**Aim of the exercise:** For each line in the records that contains "atoms", make a copy.

**Recorded information:**
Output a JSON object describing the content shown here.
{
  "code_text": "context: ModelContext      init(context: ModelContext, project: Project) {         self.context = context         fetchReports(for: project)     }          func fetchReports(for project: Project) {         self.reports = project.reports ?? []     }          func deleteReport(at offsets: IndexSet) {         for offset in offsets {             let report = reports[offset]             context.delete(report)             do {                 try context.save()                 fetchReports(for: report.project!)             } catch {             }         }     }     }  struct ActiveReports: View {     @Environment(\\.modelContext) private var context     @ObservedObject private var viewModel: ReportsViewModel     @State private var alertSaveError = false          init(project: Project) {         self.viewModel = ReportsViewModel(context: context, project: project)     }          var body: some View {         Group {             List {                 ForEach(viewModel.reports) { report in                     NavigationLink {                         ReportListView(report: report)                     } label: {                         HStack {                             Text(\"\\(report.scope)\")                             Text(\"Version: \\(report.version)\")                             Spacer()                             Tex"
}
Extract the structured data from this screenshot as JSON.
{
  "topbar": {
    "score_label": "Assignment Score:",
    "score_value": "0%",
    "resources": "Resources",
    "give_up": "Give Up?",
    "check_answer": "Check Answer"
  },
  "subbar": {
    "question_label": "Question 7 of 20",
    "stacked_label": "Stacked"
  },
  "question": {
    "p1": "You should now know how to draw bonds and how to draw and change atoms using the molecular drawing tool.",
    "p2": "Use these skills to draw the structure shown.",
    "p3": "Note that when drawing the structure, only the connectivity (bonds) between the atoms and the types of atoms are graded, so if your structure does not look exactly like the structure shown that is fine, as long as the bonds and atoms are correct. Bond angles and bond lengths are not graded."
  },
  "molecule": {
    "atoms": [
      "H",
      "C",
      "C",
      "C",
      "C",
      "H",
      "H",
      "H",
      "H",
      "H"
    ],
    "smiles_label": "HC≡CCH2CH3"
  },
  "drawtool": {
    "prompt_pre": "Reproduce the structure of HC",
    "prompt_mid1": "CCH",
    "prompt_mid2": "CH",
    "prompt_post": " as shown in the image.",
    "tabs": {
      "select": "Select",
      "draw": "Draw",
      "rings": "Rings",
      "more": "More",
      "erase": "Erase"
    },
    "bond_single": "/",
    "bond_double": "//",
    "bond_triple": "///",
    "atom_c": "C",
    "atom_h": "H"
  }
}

**Reply:**
    "p1": "You should now know how to draw bonds and how to draw and change atoms using the molecular drawing tool.",
    "p3": "Note that when drawing the structure, only the connectivity (bonds) between the atoms and the types of atoms are graded, so if your structure does not look exactly like the structure shown that is fine, as long as the bonds and atoms are correct. Bond angles and bond lengths are not graded."
    "atoms": [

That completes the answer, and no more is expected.